In the late 1970s a small portion of the lower jaw from a pterosaur was recovered from the Lower Cretaceous Toolebuc Formation of Queensland, Australia. Although initially described by Ralph Molnar and Tony Thulborn in 1980, it wasn’t given the name Aussiedraco molnari until 2011 by Alexander Kellner, Taissa Rodrigues, and Fabiana Costa. The name means “Ralph Molnar’s Australian dragon.”

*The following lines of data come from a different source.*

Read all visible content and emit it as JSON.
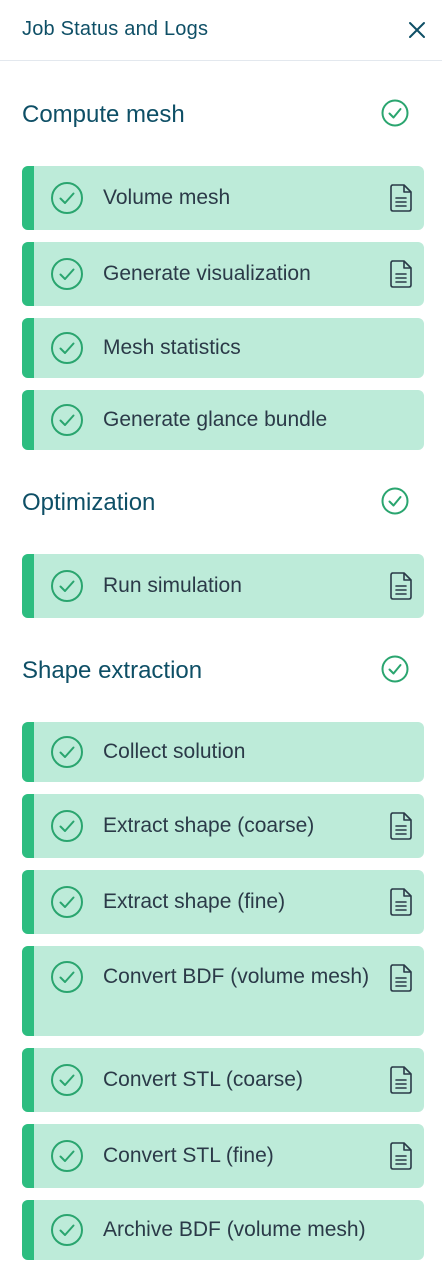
{
  "header": {
    "title": "Job Status and Logs",
    "close_icon": "close-icon"
  },
  "colors": {
    "title": "#0e4f66",
    "accent": "#2dbd80",
    "task_bg": "#bdebd9",
    "check": "#2aa56f"
  },
  "sections": [
    {
      "title": "Compute mesh",
      "status": "complete",
      "tasks": [
        {
          "label": "Volume mesh",
          "status": "complete",
          "has_log": true
        },
        {
          "label": "Generate visualization",
          "status": "complete",
          "has_log": true
        },
        {
          "label": "Mesh statistics",
          "status": "complete",
          "has_log": false
        },
        {
          "label": "Generate glance bundle",
          "status": "complete",
          "has_log": false
        }
      ]
    },
    {
      "title": "Optimization",
      "status": "complete",
      "tasks": [
        {
          "label": "Run simulation",
          "status": "complete",
          "has_log": true
        }
      ]
    },
    {
      "title": "Shape extraction",
      "status": "complete",
      "tasks": [
        {
          "label": "Collect solution",
          "status": "complete",
          "has_log": false
        },
        {
          "label": "Extract shape (coarse)",
          "status": "complete",
          "has_log": true
        },
        {
          "label": "Extract shape (fine)",
          "status": "complete",
          "has_log": true
        },
        {
          "label": "Convert BDF (volume mesh)",
          "status": "complete",
          "has_log": true
        },
        {
          "label": "Convert STL (coarse)",
          "status": "complete",
          "has_log": true
        },
        {
          "label": "Convert STL (fine)",
          "status": "complete",
          "has_log": true
        },
        {
          "label": "Archive BDF (volume mesh)",
          "status": "complete",
          "has_log": false
        }
      ]
    }
  ]
}
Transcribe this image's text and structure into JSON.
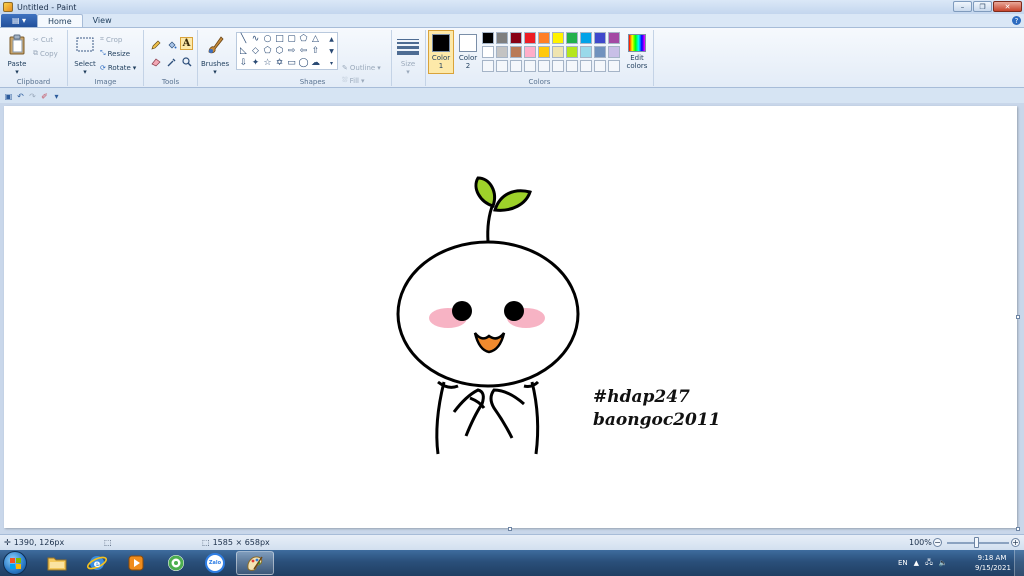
{
  "window": {
    "title": "Untitled - Paint",
    "minimize": "–",
    "maximize": "❐",
    "close": "✕"
  },
  "tabs": {
    "home": "Home",
    "view": "View",
    "help": "?"
  },
  "ribbon": {
    "clipboard": {
      "label": "Clipboard",
      "paste": "Paste",
      "cut": "Cut",
      "copy": "Copy"
    },
    "image": {
      "label": "Image",
      "select": "Select",
      "crop": "Crop",
      "resize": "Resize",
      "rotate": "Rotate"
    },
    "tools": {
      "label": "Tools",
      "brushes": "Brushes"
    },
    "shapes": {
      "label": "Shapes",
      "outline": "Outline",
      "fill": "Fill"
    },
    "size": {
      "label": "Size"
    },
    "colors": {
      "label": "Colors",
      "color1_label": "Color",
      "color1_num": "1",
      "color2_label": "Color",
      "color2_num": "2",
      "edit_label_1": "Edit",
      "edit_label_2": "colors",
      "color1": "#000000",
      "color2": "#ffffff",
      "palette_row1": [
        "#000000",
        "#7f7f7f",
        "#880015",
        "#ed1c24",
        "#ff7f27",
        "#fff200",
        "#22b14c",
        "#00a2e8",
        "#3f48cc",
        "#a349a4"
      ],
      "palette_row2": [
        "#ffffff",
        "#c3c3c3",
        "#b97a57",
        "#ffaec9",
        "#ffc90e",
        "#efe4b0",
        "#b5e61d",
        "#99d9ea",
        "#7092be",
        "#c8bfe7"
      ]
    }
  },
  "canvas": {
    "text_line1": "#hdap247",
    "text_line2": "baongoc2011",
    "drawing_colors": {
      "leaf": "#9ed12a",
      "blush": "#f7b3c4",
      "mouth": "#f08a2e",
      "stroke": "#000000"
    }
  },
  "status": {
    "cursor_pos": "1390, 126px",
    "canvas_size": "1585 × 658px",
    "zoom": "100%"
  },
  "taskbar": {
    "zalo": "Zalo",
    "tray_lang": "EN",
    "time": "9:18 AM",
    "date": "9/15/2021"
  }
}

Aussiedraco is known from a single partial specimen, just the end of the lower jaw. The specimen is just under 9 cm (3.5 inches) long, tapering toward the tip with a blunt end. The fragment preserves 5 pairs of tooth sockets, although all but one tooth have been lost. When seen from above, the fragment has a scalloped appearance, with the tooth sockets bulging outward. Kellner and colleagues hypothesized that it allowed the teeth in the upper jaw to interlock with those in the lower. The first 4 tooth sockets appear to show that those teeth were directed slightly outward as well as upward.
Nothing else is known of Aussiedraco’s anatomy, but comparison to related taxa suggests its skull would have been 50-60 cm (20-24 inches) long when complete, with a wingspan of 3-3.5 m (10-11.5 feet).
Aussiedraco shows many similarities to ornithocheirids like Ornithocheirus and Anhanguera, but lacks the lateral expansion seen at the tips of the jaws of many ornithocheirids. Ornithocheirids were aerial fishers soaring over the surface of the sea. The Toolebuc Formation was deposited under a shallow temperate sea about 105 million years ago.